The Loughborough In-Use Heat Balance has been developed to address these issues as a part of the work of PhD Research Student Richard Jack, a member of the London-Loughborough Centre for Doctoral Training in Energy Demand (www.lolo.ac.uk). The In-Use Heat Balance uses broadly the same analytical approach as co-heating, with measurements informing an energy balance in the house. The key advance made by the new method is that it allows occupants to remain in their home and behave almost entirely as normal. The energy inputs, typically electrical and from a gas boiler in UK houses, are measured to form one half of the balance, while the internal and external temperature is measured to form the other. The method might be imagined as a leaky bucket – where the rate of water input is measured to find the sum of the leaks. Finally, analytical techniques are applied to account for the influence of the weather conditions during the test, particularly the heat gains due to solar irradiation. The measurements can be taken in a discreet manner in order to have little impact on the occupants’ use of the house.
The method has been tested in unoccupied test houses at Loughborough University, using synthetic occupancy to test the effect of variables such as window opening, hot water use and heating practices, and has shown close agreement with the results of co-heating tests. In a project carried out with the Energy Technologies Institute (ETI), the method has also been used to test the performance of a house before and after a retrofit. In this application the results of the in-use heat balance and co-heating tests agreed to within 6% both before and after retrofit.
At present, a minimum monitoring period of 3 weeks is recommended in order to allow robust normalisation for differing weather conditions and the uncertainty of the measurement is estimated to be ±15%. In practice both of these values will be dependent upon the performance of the house and the weather conditions experienced during the monitoring. The effect of these factors is the subject of ongoing research and, with better understanding, it is likely that both the monitoring period and the uncertainty can be reduced. Information to aid this better understanding is currently being gathered, with the Loughborough In-Use Heat Balance being applied in five occupied homes in conjunction with the ETI as a part of their novel whole-house retrofit approach, which was documented in issue 98 of Innovation and Research Focus.
To develop the method further, a greater body of tests carried out in different house types with different occupants is required, ideally with matched co-heating measurements to provide a baseline comparison.

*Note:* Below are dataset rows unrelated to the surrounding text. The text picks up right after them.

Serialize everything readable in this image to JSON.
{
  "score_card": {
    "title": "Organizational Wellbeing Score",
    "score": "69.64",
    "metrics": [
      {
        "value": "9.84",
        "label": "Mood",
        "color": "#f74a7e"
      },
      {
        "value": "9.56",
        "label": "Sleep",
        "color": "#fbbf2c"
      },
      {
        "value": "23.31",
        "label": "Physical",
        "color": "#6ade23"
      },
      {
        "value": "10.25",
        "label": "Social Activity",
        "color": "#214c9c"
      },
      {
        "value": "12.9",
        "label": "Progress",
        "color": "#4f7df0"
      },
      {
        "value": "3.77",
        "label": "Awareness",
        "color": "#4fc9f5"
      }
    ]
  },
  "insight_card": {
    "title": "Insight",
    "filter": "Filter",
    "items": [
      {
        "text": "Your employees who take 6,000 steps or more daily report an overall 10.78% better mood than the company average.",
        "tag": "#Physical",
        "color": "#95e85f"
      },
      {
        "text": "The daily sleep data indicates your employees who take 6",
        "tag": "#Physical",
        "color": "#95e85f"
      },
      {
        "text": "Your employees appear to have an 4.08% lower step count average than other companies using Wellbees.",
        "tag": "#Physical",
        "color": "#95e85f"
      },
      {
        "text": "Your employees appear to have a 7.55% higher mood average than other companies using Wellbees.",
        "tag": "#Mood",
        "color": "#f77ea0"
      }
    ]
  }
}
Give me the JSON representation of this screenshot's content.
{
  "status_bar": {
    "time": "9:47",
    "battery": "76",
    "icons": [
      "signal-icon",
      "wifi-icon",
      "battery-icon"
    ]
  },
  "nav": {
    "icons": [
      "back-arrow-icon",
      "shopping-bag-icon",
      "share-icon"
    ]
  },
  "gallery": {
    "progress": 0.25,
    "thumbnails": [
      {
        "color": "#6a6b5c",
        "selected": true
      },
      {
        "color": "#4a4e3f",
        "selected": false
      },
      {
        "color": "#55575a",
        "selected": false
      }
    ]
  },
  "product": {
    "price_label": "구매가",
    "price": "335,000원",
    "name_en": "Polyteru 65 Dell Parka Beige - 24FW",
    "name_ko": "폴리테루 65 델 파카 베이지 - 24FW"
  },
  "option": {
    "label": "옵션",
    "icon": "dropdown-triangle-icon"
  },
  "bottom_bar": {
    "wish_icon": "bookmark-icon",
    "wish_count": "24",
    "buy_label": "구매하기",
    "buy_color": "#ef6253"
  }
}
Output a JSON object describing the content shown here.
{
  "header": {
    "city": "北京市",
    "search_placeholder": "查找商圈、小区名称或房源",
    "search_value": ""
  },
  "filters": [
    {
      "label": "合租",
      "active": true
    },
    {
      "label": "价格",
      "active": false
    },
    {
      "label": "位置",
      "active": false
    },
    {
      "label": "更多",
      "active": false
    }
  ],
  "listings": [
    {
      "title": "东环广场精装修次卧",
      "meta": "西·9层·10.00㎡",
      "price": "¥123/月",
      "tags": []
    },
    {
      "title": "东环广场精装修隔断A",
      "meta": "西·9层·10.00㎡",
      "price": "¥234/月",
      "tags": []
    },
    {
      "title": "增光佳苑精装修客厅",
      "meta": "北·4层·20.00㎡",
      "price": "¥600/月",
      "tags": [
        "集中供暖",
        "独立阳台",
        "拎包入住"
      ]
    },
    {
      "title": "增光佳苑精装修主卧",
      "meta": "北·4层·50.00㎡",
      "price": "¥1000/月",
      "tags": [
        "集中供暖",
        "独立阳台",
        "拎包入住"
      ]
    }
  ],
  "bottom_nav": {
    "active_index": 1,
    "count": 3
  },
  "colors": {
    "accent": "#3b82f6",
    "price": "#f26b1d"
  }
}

If you can provide data and would like to take part in this research, or would like further information, please contact the team at Loughborough University, School of Civil & Building Engineering (email Richard Jack at: firstname.lastname@example.org or Dennis Loveday at: email@example.com).